### SUPPLIED RECORDS
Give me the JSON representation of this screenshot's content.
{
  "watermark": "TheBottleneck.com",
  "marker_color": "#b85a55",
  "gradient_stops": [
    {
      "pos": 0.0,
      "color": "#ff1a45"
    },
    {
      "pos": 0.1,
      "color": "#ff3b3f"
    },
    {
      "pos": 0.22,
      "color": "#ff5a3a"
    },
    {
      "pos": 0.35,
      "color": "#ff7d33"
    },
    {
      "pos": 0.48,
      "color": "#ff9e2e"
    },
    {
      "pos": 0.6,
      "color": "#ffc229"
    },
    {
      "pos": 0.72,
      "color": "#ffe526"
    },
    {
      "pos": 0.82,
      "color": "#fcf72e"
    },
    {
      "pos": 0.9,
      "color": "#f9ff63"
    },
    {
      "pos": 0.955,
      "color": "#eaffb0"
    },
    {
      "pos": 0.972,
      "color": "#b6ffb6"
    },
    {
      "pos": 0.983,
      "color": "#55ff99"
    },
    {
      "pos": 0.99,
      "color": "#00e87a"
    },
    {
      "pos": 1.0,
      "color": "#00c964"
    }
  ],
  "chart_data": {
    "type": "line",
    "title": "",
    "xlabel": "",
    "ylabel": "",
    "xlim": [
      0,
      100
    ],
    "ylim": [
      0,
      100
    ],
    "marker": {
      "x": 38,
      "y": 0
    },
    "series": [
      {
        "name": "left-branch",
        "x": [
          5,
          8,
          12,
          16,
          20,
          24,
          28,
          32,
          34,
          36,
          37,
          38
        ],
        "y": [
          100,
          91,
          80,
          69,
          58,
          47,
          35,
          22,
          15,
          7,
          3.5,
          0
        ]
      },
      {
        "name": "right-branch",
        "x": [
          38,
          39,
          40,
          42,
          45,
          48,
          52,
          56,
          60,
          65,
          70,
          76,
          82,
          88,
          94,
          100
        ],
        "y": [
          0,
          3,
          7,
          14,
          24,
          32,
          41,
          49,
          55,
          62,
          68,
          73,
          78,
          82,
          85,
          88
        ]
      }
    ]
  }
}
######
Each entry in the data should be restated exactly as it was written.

Give me the JSON representation of this screenshot's content.
{
  "watermark": "TheBottleneck.com",
  "marker_color": "#b85a55",
  "gradient_stops": [
    {
      "pos": 0.0,
      "color": "#ff1a45"
    },
    {
      "pos": 0.1,
      "color": "#ff3b3f"
    },
    {
      "pos": 0.22,
      "color": "#ff5a3a"
    },
    {
      "pos": 0.35,
      "color": "#ff7d33"
    },
    {
      "pos": 0.48,
      "color": "#ff9e2e"
    },
    {
      "pos": 0.6,
      "color": "#ffc229"
    },
    {
      "pos": 0.72,
      "color": "#ffe526"
    },
    {
      "pos": 0.82,
      "color": "#fcf72e"
    },
    {
      "pos": 0.9,
      "color": "#f9ff63"
    },
    {
      "pos": 0.955,
      "color": "#eaffb0"
    },
    {
      "pos": 0.972,
      "color": "#b6ffb6"
    },
    {
      "pos": 0.983,
      "color": "#55ff99"
    },
    {
      "pos": 0.99,
      "color": "#00e87a"
    },
    {
      "pos": 1.0,
      "color": "#00c964"
    }
  ],
  "chart_data": {
    "type": "line",
    "title": "",
    "xlabel": "",
    "ylabel": "",
    "xlim": [
      0,
      100
    ],
    "ylim": [
      0,
      100
    ],
    "marker": {
      "x": 38,
      "y": 0
    },
    "series": [
      {
        "name": "left-branch",
        "x": [
          5,
          8,
          12,
          16,
          20,
          24,
          28,
          32,
          34,
          36,
          37,
          38
        ],
        "y": [
          100,
          91,
          80,
          69,
          58,
          47,
          35,
          22,
          15,
          7,
          3.5,
          0
        ]
      },
      {
        "name": "right-branch",
        "x": [
          38,
          39,
          40,
          42,
          45,
          48,
          52,
          56,
          60,
          65,
          70,
          76,
          82,
          88,
          94,
          100
        ],
        "y": [
          0,
          3,
          7,
          14,
          24,
          32,
          41,
          49,
          55,
          62,
          68,
          73,
          78,
          82,
          85,
          88
        ]
      }
    ]
  }
}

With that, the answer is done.